Monogram F9F-5 and F9F-5P Panthers
Monogram’s Panther first appeared in 1990, the first 1/48 F9F in close to 35-40 years past the Aurora and Hawk kits. At the time, it was the best and most accurate kit of the Panther, and it is still the most accurate (and in my mind, the best) since the alternative is the Trumpeter D-team release (wrong size, wrong outline, wrong detail, totally crappy and unfixably so) F9F-2 “kit.”
The kit is the essence of easy, with 29 parts, all of which fit well for its time. Detail is raised, and some modelers might want to engrave the detail with a #11 Xacto.
The last release of the F9F-5 was a ProModeler kit that can still be found, which had a history book included, and very nice decals (the decals in the original release were 1980s Monogram horrid) that include the Panther flown by “Harry Brubaker” in the movie “The Bridges At Toko-ri.”
If you haven’t seen it, the movie is perhaps the best naval aviation movie ever. It was a failure on first release (audiences walked out in dead silence over the fact the heroes died in the end) but in the late 60s, when it started playing on late night TV, a generation of Vietnam veterans looking for a late night movie responded to the story of a man who didn’t like his job, didn’t want to be there, was afraid of doing it, and did it anyway. Today it is commonly listed in the top 10 of war movies ever (Tied for #1 on my list with Twelve O’Clock High) and seen as the classic it always was.
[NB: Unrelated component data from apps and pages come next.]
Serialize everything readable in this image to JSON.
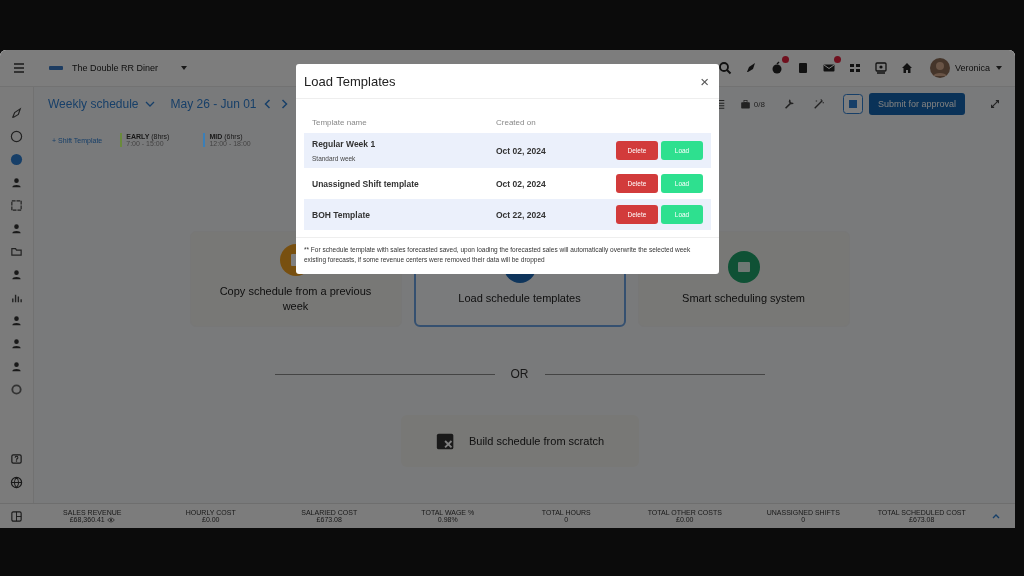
{
  "app_bar": {
    "store_name": "The Double RR Diner",
    "user_name": "Veronica"
  },
  "toolbar": {
    "view": "Weekly schedule",
    "date_range": "May 26 - Jun 01",
    "staff_count": "0/8",
    "submit_button": "Submit for approval"
  },
  "shift_templates": {
    "add_button": "+ Shift Template",
    "items": [
      {
        "name": "EARLY",
        "hours": "(8hrs)",
        "time": "7:00 - 15:00",
        "color": "#6a8a3c"
      },
      {
        "name": "MID",
        "hours": "(6hrs)",
        "time": "12:00 - 18:00",
        "color": "#3a7fb8"
      }
    ]
  },
  "options": [
    {
      "kind": "copy",
      "label": "Copy schedule from a previous week",
      "selected": false
    },
    {
      "kind": "templates",
      "label": "Load schedule templates",
      "selected": true
    },
    {
      "kind": "smart",
      "label": "Smart scheduling system",
      "selected": false
    }
  ],
  "divider_text": "OR",
  "build_option": {
    "label": "Build schedule from scratch"
  },
  "footer_stats": [
    {
      "label": "SALES REVENUE",
      "value": "£68,360.41",
      "has_eye": true
    },
    {
      "label": "HOURLY COST",
      "value": "£0.00",
      "has_eye": false
    },
    {
      "label": "SALARIED COST",
      "value": "£673.08",
      "has_eye": false
    },
    {
      "label": "TOTAL WAGE %",
      "value": "0.98%",
      "has_eye": false
    },
    {
      "label": "TOTAL HOURS",
      "value": "0",
      "has_eye": false
    },
    {
      "label": "TOTAL OTHER COSTS",
      "value": "£0.00",
      "has_eye": false
    },
    {
      "label": "UNASSIGNED SHIFTS",
      "value": "0",
      "has_eye": false
    },
    {
      "label": "TOTAL SCHEDULED COST",
      "value": "£673.08",
      "has_eye": false
    }
  ],
  "modal": {
    "title": "Load Templates",
    "close": "×",
    "columns": [
      "Template name",
      "Created on"
    ],
    "rows": [
      {
        "name": "Regular Week 1",
        "description": "Standard week",
        "created_on": "Oct 02, 2024",
        "delete_button": "Delete",
        "load_button": "Load"
      },
      {
        "name": "Unassigned Shift template",
        "created_on": "Oct 02, 2024",
        "delete_button": "Delete",
        "load_button": "Load"
      },
      {
        "name": "BOH Template",
        "created_on": "Oct 22, 2024",
        "delete_button": "Delete",
        "load_button": "Load"
      }
    ],
    "note": "** For schedule template with sales forecasted saved, upon loading the forecasted sales will automatically overwrite the selected week existing forecasts, if some revenue centers were removed their data will be dropped"
  }
}
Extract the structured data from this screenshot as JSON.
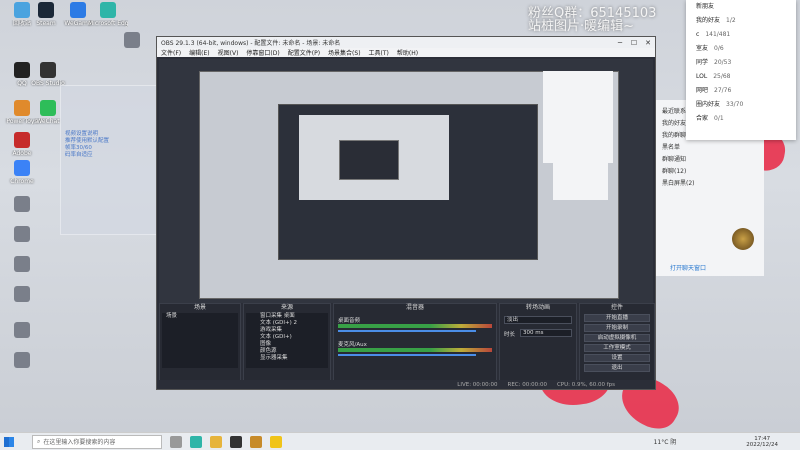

Interestingly, the movie cast went to Japan to film the sequences ashore first, and found the opportunity to go aboard USS Oriskany (CVA-34) to do the on-board sequences. Mickey Rooney (who later told me that people told him not to do it because he would not have a career doing an “anti-American” movie at the height of McCarthyism in America, “but I said to them ‘I don’t *have* a career to lose!’) was an immediate hit when he came aboard and said to the Naval Aviators “shake the hand that held Ava Gardner’s t*t!”. They worked with VF-192 (later VA-192) Golden Dragons aboard ship. Later, when the aerial work was done in the Southern California mountains NW of NAS Miramar, VF-5 – which did the aerial work – had to (reluctantly) paint their airplanes as VF-192 birds (among the pilots doing the aerial work is then-CDR James K. Holloway, later VADM and CincPacFlt). After that, VF-192 named themselves “The World-Famous Golden Dragons.”
The F9F-5P was the result of Monogram (Revell) changing the molds to do the photo-recon airplane, which is marked as the F9F-5P at Planes of Fame Air Museum. Rumors abound that they destroyed the F9F-5 molds to do this, which is why you have not seen a re-release of the original kit.
The Panther is my favorite Navy jet. I was fortunate at age 10 to see the Blue Angels in their final season in Panthers at what was then NAS Buckley Field in Denver, Colorado (since 1959, Buckley ANG Base).
The Bridges at Toko-ri was not entirely fiction. James Michener spent 6 weeks aboard USS Essex (CV-9) in the fall of 1951 (during which time he became friends with an obscure junior Ensign in VF-51 named Neil Armstrong) and then aboard USS Valley Forge (CV-45) in January-February 1952, during which time he met a Skyraider pilot named Donald Brubaker, a reservist lawyer from Denver in VF-194, and witnessed the Navy’s worst day of the Korean War, 8 February 1952, (the day Valley Forge’s crew changed her name from “Happy Valley” to “Death Valley”), which involved an enlisted Chief Naval Aviation Pilot named Duane Thorin who wore a Kelly Green baseball hat in his HO3S-1, who attempted to rescue a pilot named Harry Ettinger, in which all were presumed lost when the rescue failed. Three months after the novel was published the next year, Thorin and Ettinger walked out of a North Korean POW camp. So when you watch the movie, you can know that the real Harry Brubaker and Chief Forney survived.
It’s still the best movie of naval aviation ever made. You can watch it on You Tube.
And if you want to read the whole story about “the real Bridges at Toko-ri” watch for “A Long Hard Slog: Naval Air in the Korean War” coming about a year from now.
27 additional images. Click to enlarge.